When asked why she chose to work at a community college, Dr. Gray explained that she taught at a research university for 8 years before moving to California, and the pressure to publish was intense. “I needed to decrease that pressure to be able to take care of my family, and I thought that focusing on teaching, which I love, would be less stressful. Seventeen years later, I know that the stress and demands are not less in the community college; they are just different. I have truly enjoyed teaching in the community college. My role as a professor feels more urgent, more needed, and very impactful,” said Gray.
Here at West Valley College, Dr. Gray meets a lot of students who are in similar circumstances she faced such as being a first-generation student, an immigrant, and low-income. She enjoys teaching them very much. “I want them to feel that they belong in the college,” commented Gray.
When asked what advice she gives to her students, she explained the importance of seeking help, of connecting with programs like EOPS, and connecting with professors because they can be a wealth of information to students. "It’s a different world today from when I went to college. I try very hard to help new immigrants, especially young women, by encouraging them to make connections with human beings at the college that can provide the extra help and support that is key to their success. I try to be as accessible to them as I can,” said Gray.
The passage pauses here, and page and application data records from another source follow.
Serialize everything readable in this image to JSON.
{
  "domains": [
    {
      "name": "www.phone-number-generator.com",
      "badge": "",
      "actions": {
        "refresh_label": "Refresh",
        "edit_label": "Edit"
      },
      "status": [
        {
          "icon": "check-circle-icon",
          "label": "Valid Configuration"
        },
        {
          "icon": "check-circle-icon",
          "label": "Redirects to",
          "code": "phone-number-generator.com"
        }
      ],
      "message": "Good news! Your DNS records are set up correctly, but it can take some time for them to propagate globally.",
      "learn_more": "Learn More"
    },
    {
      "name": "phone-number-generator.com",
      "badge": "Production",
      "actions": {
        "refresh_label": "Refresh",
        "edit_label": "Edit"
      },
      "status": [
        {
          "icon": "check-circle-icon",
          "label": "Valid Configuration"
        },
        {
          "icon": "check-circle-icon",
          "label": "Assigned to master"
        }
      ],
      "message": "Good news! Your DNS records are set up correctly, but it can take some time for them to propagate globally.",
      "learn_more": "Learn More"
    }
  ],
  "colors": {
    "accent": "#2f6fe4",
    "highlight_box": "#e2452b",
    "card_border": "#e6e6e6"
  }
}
One of Dr. Gray’s students at West Valley, Jonathan Wong, was the only male-identifying student in one of Dr. Gray’s Women and Gender Studies courses. He says, “as a student she supported me and even inspired me to look into Women and Gender politics as part of my history degree,” said Wong. They would later meet again as fellow students on a trip abroad to Paris and Normandy. Dr. Gray was very supportive of Jonathan and even wrote him a letter of recommendation to accompany his university applications.
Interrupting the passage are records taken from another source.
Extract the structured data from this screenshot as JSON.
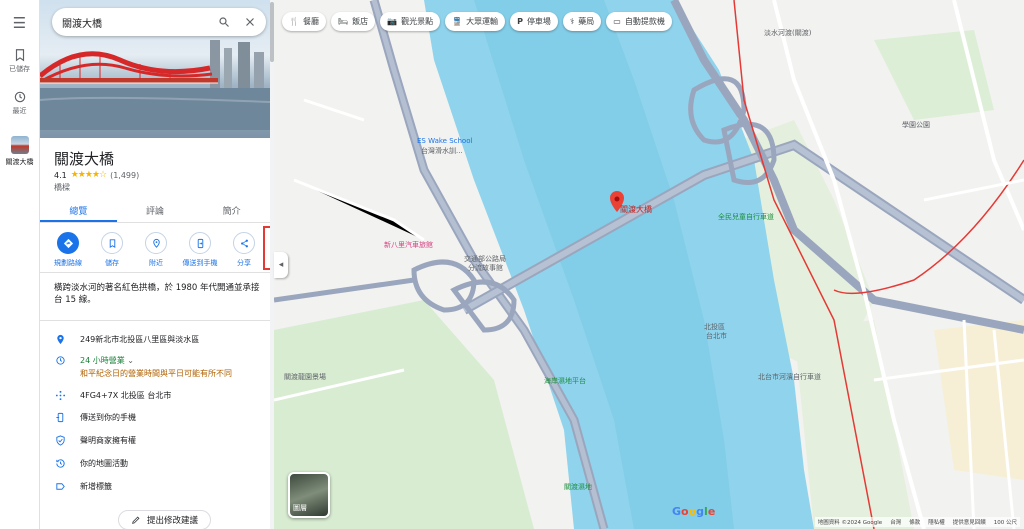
{
  "rail": {
    "saved": "已儲存",
    "recent": "最近",
    "place": "關渡大橋"
  },
  "panel": {
    "search_query": "關渡大橋",
    "title": "關渡大橋",
    "rating": "4.1",
    "stars": "★★★★☆",
    "review_count": "(1,499)",
    "category": "橋樑",
    "tabs": [
      "總覽",
      "評論",
      "簡介"
    ],
    "actions": [
      {
        "label": "規劃路線",
        "icon": "directions-icon"
      },
      {
        "label": "儲存",
        "icon": "bookmark-icon"
      },
      {
        "label": "附近",
        "icon": "nearby-icon"
      },
      {
        "label": "傳送到手機",
        "icon": "send-to-phone-icon"
      },
      {
        "label": "分享",
        "icon": "share-icon"
      }
    ],
    "description": "橫跨淡水河的著名紅色拱橋，於 1980 年代開通並承接台 15 線。",
    "address": "249新北市北投區八里區與淡水區",
    "hours_status": "24 小時營業",
    "hours_note": "和平紀念日的營業時間與平日可能有所不同",
    "plus_code": "4FG4+7X 北投區 台北市",
    "send_to_phone": "傳送到你的手機",
    "claim": "聲明商家擁有權",
    "activity": "你的地圖活動",
    "add_label": "新增標籤",
    "suggest_edit": "提出修改建議"
  },
  "map": {
    "chips": [
      {
        "label": "餐廳",
        "icon": "fork-knife-icon"
      },
      {
        "label": "飯店",
        "icon": "bed-icon"
      },
      {
        "label": "觀光景點",
        "icon": "camera-icon"
      },
      {
        "label": "大眾運輸",
        "icon": "train-icon"
      },
      {
        "label": "停車場",
        "icon": "parking-icon"
      },
      {
        "label": "藥局",
        "icon": "pharmacy-icon"
      },
      {
        "label": "自動提款機",
        "icon": "atm-icon"
      }
    ],
    "pin_label": "關渡大橋",
    "labels": {
      "wake_school": "ES Wake School",
      "wake_school_sub": "台灣滑水訓...",
      "car_museum": "新八里汽車旅館",
      "culture": "交通部公路局",
      "culture2": "分流故事館",
      "mountain": "關渡龍園景場",
      "ferry": "淡水碼頭",
      "jiangtou": "淡水河渡(關渡)",
      "school": "學園公園",
      "nature": "全民兒童自行車道",
      "liuhu": "北投區",
      "taipei": "新北市",
      "taipei2": "台北市",
      "riverside": "北台市河濱自行車道",
      "harbor": "海岸濕地平台",
      "wetland": "關渡濕地"
    },
    "layer_label": "圖層",
    "google": "Google",
    "attribution": [
      "地圖資料 ©2024 Google",
      "台灣",
      "條款",
      "隱私權",
      "提供意見回饋",
      "100 公尺"
    ]
  }
}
“I am invested in the life of the mind. I love to teach because it affords me the opportunity to engage students from all walks of life, and to be their partner as they grow intellectually and as they meet their goals. I believe in the power of higher education to transform lives, and if I can help students to transform their lives, then I am doing my part to improve our world.” -- Dr. Dulce María Gray